During these days there had arrived at Constantinople Saint Michael Maleinos (July 12), igumen of the Kyminas monastery. Abraham told the igumen about his life, and revealed to him his secret desire to become a monk. The holy Elder, discerning in Abraham a chosen vessel of the Holy Spirit, became fond of him and taught him much in questions of salvation. One time during their spiritual talks Saint Michael was visited by his nephew, Nicephorus Phocas, a military officer and future emperor. Abraham’s lofty spirit and profound mind impressed Nicephorus, and all his life he regarded the saint with reverent respect and with love. Abraham was consumed by his zeal for the monastic life. Having forsaken everything, he went to the Kyminas monastery and, falling down at the feet of the holy igumen, he begged to be received into the monastic life. The igumen fulfilled his request with joy and tonsured him with the name Athanasius.

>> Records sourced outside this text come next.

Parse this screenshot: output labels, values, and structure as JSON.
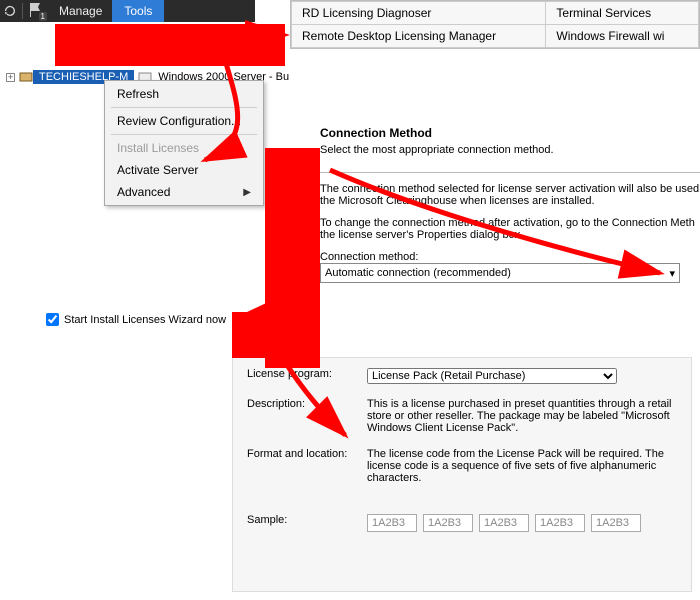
{
  "titlebar": {
    "flag_badge": "1",
    "manage": "Manage",
    "tools": "Tools"
  },
  "submenu": {
    "col1_row1": "RD Licensing Diagnoser",
    "col1_row2": "Remote Desktop Licensing Manager",
    "col2_row1": "Terminal Services",
    "col2_row2": "Windows Firewall wi"
  },
  "tree": {
    "node": "TECHIESHELP-M",
    "suffix": "Windows 2000 Server - Bu"
  },
  "context_menu": {
    "refresh": "Refresh",
    "review": "Review Configuration...",
    "install": "Install Licenses",
    "activate": "Activate Server",
    "advanced": "Advanced"
  },
  "conn": {
    "title": "Connection Method",
    "sub": "Select the most appropriate connection method.",
    "p1": "The connection method selected for license server activation will also be used the Microsoft Clearinghouse when licenses are installed.",
    "p2": "To change the connection method after activation, go to the Connection Meth the license server's Properties dialog box.",
    "label": "Connection method:",
    "value": "Automatic connection (recommended)"
  },
  "checkbox": {
    "label": "Start Install Licenses Wizard now"
  },
  "lic": {
    "program_label": "License program:",
    "program_value": "License Pack (Retail Purchase)",
    "desc_label": "Description:",
    "desc_value": "This is a license purchased in preset quantities through a retail store or other reseller. The package may be labeled \"Microsoft Windows Client License Pack\".",
    "fmt_label": "Format and location:",
    "fmt_value": "The license code from the License Pack will be required. The license code is a sequence of five sets of five alphanumeric characters.",
    "sample_label": "Sample:",
    "sample": "1A2B3"
  }
}
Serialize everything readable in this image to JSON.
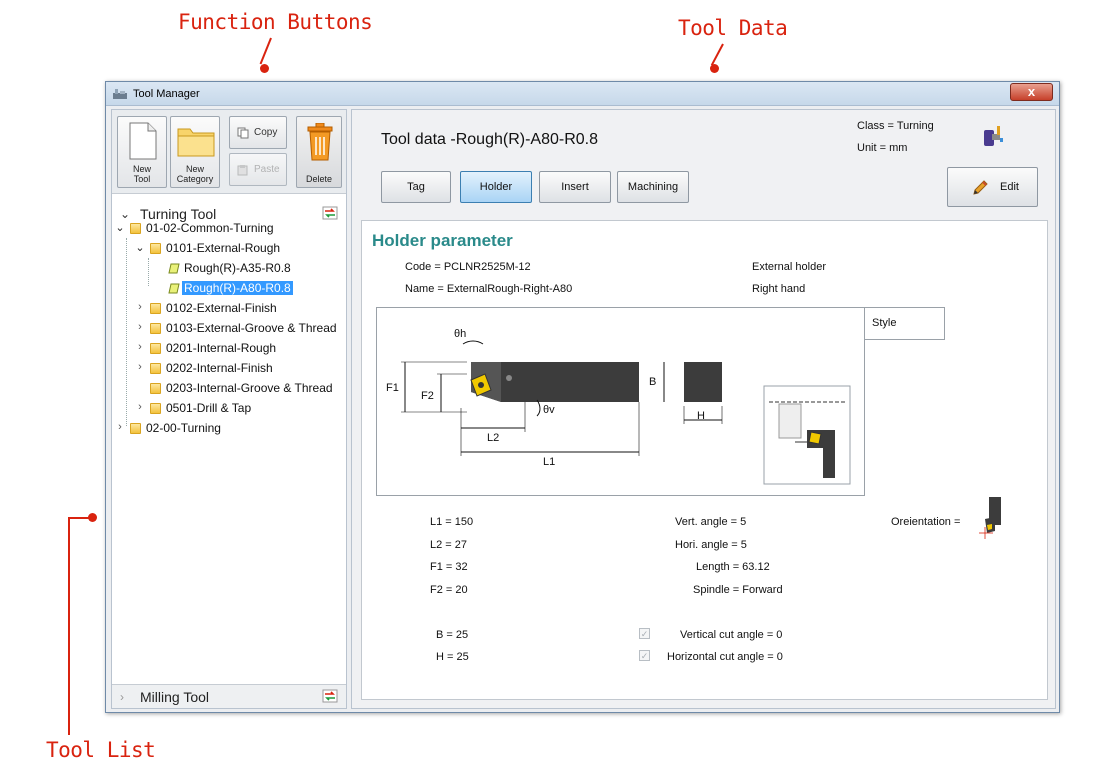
{
  "annotations": {
    "function_buttons": "Function Buttons",
    "tool_data": "Tool Data",
    "tool_list": "Tool List"
  },
  "window": {
    "title": "Tool Manager",
    "close_glyph": "x"
  },
  "toolbar": {
    "new_tool_label_1": "New",
    "new_tool_label_2": "Tool",
    "new_category_label_1": "New",
    "new_category_label_2": "Category",
    "copy_label": "Copy",
    "paste_label": "Paste",
    "delete_label": "Delete"
  },
  "tree": {
    "turning_header": "Turning Tool",
    "milling_header": "Milling Tool",
    "nodes": [
      {
        "label": "01-02-Common-Turning"
      },
      {
        "label": "0101-External-Rough"
      },
      {
        "label": "Rough(R)-A35-R0.8"
      },
      {
        "label": "Rough(R)-A80-R0.8"
      },
      {
        "label": "0102-External-Finish"
      },
      {
        "label": "0103-External-Groove & Thread"
      },
      {
        "label": "0201-Internal-Rough"
      },
      {
        "label": "0202-Internal-Finish"
      },
      {
        "label": "0203-Internal-Groove & Thread"
      },
      {
        "label": "0501-Drill & Tap"
      },
      {
        "label": "02-00-Turning"
      }
    ]
  },
  "tool_data": {
    "title": "Tool data -Rough(R)-A80-R0.8",
    "class": "Class = Turning",
    "unit": "Unit = mm",
    "edit_label": "Edit",
    "tabs": [
      "Tag",
      "Holder",
      "Insert",
      "Machining"
    ],
    "active_tab": "Holder"
  },
  "holder": {
    "heading": "Holder parameter",
    "code": "Code = PCLNR2525M-12",
    "name": "Name = ExternalRough-Right-A80",
    "holder_type": "External holder",
    "hand": "Right hand",
    "style_label": "Style",
    "orientation_label": "Oreientation =",
    "diagram_labels": {
      "theta_h": "θh",
      "theta_v": "θv",
      "F1": "F1",
      "F2": "F2",
      "B": "B",
      "H": "H",
      "L1": "L1",
      "L2": "L2"
    },
    "params": {
      "L1": "L1 = 150",
      "L2": "L2 = 27",
      "F1": "F1 = 32",
      "F2": "F2 = 20",
      "B": "B = 25",
      "H": "H = 25",
      "vert_angle": "Vert. angle = 5",
      "hori_angle": "Hori. angle = 5",
      "length": "Length = 63.12",
      "spindle": "Spindle = Forward",
      "vertical_cut_angle": "Vertical cut angle = 0",
      "horizontal_cut_angle": "Horizontal cut angle = 0"
    }
  },
  "colors": {
    "callout_red": "#d9230f",
    "heading_teal": "#2a8a8a",
    "selection_blue": "#3399ff",
    "active_tab_blue": "#a9d4f5",
    "tool_body_dark": "#3c3c3c",
    "insert_yellow": "#f0c800"
  }
}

WE HAVE THE PRIVILEGE of living in an age in which stone piled upon stone no longer remains. The last consequence of the values and and ideals exalted by Western society has been the disintegration of society.
I consider it a quite positive and challenging fact to live in a culture in ruins. Those values and ideals were idols destroyed by the power of their own deceptive effectiveness. Now we have the possibility to begin anew with the enriching experience of the past.
As an Orthodox monk, I believe in the fertility of zero. I think that those idols were the product of an unconscious but mistaken search for the authentic Value, for the true God, in whom all values are recapitulated. In fact they were created in order to justify man’s egoistical passions. This exaltation of man led Western society not only to abandon belief in God, but even in man himself…
In his edifying little patericon, ‘Athonite Fathers and Athonite Matters’, Elder Paisios (who was officially entered into the calendar of saints a year ago, on January 13, 2015) presents “the lives of Athonite fathers who were vessels of divine grace and lived approximately in the period from 1840-1980. As a conclusion to the book, the author offers a distillation of his own experience and God’s wisdom, with the title: ‘Return to God from Earth to Heaven’.”
In his conclusion, the Elder provides some very simple spiritual counsel for those seeking to discern God’s will for their life:
“The years go by, and people grow old. So, don’t sit at the crossroads. Choose a cross relative to your philotimo, proceed to one of the two paths of our Church and follow Christ to the Crucifixion, if you want to rejoice in the Resurrection.” (p. 181)
One path is married life, the other is monasticism. (Of course, there are some who may find themselves living as a solitary in the world, but this is rare.)
We may have an idea of what the married life in the world may entail from parents, friends, relatives. But we cannot gain an appreciation of the monastic way without making some pilgrimages and testing the life.